Computer chess engines are routinely used nowadays for work that even the strongest human players wouldn’t be trusted with.  You can go to chess news websites like chess24 and get analysis of ongoing GM tournament games by engines.  People use engines to try to “cheat” in online chess, and other people use engines to try to catch the cheaters.  But 50 years ago, strong computer chess players were just a dream.  I was reminded of this by Tim Just’s article in Chess Life Online about the rules regarding computer participation in USCF tournaments.  As computer chess programs progressed from primitive academic experiments to GM-strength commercial software, some of the most interesting research and development was in Pittsburgh.

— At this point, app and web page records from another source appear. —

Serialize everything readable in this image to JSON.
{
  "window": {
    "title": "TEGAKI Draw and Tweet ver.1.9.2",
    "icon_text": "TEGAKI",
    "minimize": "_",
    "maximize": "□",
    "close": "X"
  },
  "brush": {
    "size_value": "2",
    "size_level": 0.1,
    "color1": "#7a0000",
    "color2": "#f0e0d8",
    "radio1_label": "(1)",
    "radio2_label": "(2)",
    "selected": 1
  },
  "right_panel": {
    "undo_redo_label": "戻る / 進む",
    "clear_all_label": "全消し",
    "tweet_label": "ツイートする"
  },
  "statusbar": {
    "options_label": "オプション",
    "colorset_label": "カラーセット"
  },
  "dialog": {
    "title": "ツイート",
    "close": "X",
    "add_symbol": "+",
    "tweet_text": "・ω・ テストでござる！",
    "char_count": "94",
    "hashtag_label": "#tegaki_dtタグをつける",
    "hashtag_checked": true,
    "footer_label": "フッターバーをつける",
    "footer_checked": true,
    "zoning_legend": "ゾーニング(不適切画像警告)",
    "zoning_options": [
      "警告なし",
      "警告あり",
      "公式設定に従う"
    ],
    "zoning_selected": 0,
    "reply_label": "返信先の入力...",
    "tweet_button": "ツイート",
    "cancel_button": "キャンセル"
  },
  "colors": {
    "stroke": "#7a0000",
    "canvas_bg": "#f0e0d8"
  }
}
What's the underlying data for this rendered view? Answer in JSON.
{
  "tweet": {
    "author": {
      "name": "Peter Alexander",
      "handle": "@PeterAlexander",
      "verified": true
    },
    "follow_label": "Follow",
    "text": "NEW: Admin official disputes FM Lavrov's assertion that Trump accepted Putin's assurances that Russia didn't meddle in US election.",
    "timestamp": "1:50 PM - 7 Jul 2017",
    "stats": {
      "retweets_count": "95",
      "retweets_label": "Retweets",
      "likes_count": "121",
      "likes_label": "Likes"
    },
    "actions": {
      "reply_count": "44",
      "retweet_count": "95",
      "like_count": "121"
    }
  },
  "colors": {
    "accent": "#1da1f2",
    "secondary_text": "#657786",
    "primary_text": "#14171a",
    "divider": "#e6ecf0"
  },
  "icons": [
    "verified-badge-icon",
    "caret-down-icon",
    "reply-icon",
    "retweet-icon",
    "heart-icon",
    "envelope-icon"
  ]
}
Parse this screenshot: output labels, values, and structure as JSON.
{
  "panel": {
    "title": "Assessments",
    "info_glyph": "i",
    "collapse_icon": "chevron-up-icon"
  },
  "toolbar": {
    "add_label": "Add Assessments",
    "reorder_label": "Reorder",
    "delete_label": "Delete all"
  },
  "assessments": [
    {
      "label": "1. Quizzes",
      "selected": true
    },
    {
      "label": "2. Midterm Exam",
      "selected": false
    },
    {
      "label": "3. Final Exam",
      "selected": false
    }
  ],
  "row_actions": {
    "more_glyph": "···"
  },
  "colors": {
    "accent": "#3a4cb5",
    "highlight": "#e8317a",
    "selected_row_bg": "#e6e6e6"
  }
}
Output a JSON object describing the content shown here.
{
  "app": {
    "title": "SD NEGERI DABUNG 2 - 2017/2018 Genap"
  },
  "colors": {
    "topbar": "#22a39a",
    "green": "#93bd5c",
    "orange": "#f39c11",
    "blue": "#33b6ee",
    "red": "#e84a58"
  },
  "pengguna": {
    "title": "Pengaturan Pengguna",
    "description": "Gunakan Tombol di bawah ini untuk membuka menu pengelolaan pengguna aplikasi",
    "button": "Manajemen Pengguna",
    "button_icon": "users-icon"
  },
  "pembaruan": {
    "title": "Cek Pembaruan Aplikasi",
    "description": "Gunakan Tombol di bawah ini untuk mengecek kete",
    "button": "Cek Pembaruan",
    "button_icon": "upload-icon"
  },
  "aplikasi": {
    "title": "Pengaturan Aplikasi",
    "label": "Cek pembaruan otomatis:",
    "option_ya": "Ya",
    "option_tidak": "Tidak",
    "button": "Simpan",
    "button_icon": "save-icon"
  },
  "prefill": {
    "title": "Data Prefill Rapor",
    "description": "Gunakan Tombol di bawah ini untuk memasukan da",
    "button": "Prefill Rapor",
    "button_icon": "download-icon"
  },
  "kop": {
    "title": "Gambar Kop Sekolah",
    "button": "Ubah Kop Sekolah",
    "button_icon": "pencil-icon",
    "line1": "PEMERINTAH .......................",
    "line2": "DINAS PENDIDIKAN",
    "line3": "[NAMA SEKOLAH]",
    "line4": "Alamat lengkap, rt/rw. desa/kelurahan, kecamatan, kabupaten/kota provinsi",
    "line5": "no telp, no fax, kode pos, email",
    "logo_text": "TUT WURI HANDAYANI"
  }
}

The first computer strong enough to get a rating was MacHack, developed at MIT in the late 1960’s.  It reached about Class C.  Not long after that, Hans Berliner, who had won the World Correspondence Chess Championship in 1968, got interested in computer chess, and left a job at IBM to come to Carnegie-Mellon and do computer chess research.  When I started my graduate studies at CMU in 1973, Hans was still a student, but he soon completed his Ph.D. and was hired as a professor.

Hans at the time was still occasionally active in over-the-board chess, playing in at least one tournament and in the Pittsburgh Chess League.  His presence galvanized the local players:  I remember getting a copy of an article he had written about his opening repertoire, from my friends, who were eager to study it.  (The article was the forerunner of a book he published in 1999, called The System.)  However, he retired from over-the-board play in 1975.

For several years Dr. Berliner conducted various small research projects, including a strong backgammon player called BKG.  BKG famously won a match from the world champion in 1979, although Berliner gave some credit to lucky die rolls for that victory.

The culmination of his computer chess research was the Hitech project.  Several students worked on this with Hans, including Carl Ebeling, who designed some hardware.  Hitech was the first computer chess player to achieve a USCF Senior Master rating, a level that it achieved when it won the 1988 Pennsylvania state championship.  Here is the score of Hitech’s dramatic last-round game against IM Ed Formanek, which Hitech won with the Black pieces.  I’ve taken the notes from this article in AI Magazine, by Berliner himself.

In the course of the Hitech project, Dr. Berliner asked a graduate student, Feng-Hsiung Hsu, for some advice about aspects of the hardware design.  Hsu was inspired to start his own computer chess project, which soon came to rival Hitech in playing strength and impact.  Hsu focused on VLSI design, trying to get the move generator onto one chip (instead of 64 chips, as in Hitech).  This enabled the move generator to be a thousand times faster, and speed translated into strength.

The Fredkin Foundation, of Cambridge, Mass., had established a substantial prize for the first computer chess program that could beat the world champion, and in 1988, with the foundation’s backing, Dr. Berliner organized a tournament in Pittsburgh to enable leading chess programs to get experience against strong human players.  Participating computer systems included Berliner’s Hitech, Hsu’s Chiptest and Deep Thought, and BP, by Robert Cullum.  Humans playing included IM Alex Ivanov, SM Ron Burnett, Pittsburgh’s young star Vivek Rao whose USCF rating was near 2500, six players rated above 2300, and 9 players rated above 2200.  I still have the tournament book, with all the game scores.  Ivanov won the event, winning his game with Deep Thought, which finished tied for second with Mark Eidemiller and Klaus Pohl.  Chiptest finished a half point behind those three, in a tie with myself, Jerry Wheeler, and David Kolarik.  Hitech, another half point behind, had a mediocre score.  The tournament was directed by Tom Magar.

Here is Ivanov’s game with Deep Thought, without notes. 

After Hsu finished his Ph.D. in 1989, he and two other members of the Deep Thought team, Murray Campbell and Thomas Anantharaman, were hired by IBM Research to work on a successor.  This successor, named Deep Blue, ultimately won a match with Garry Kasparov in 1997.  You can read more about Hsu’s computer chess work in his entertaining book, Behind Deep Blue (Princeton University Press, 2002).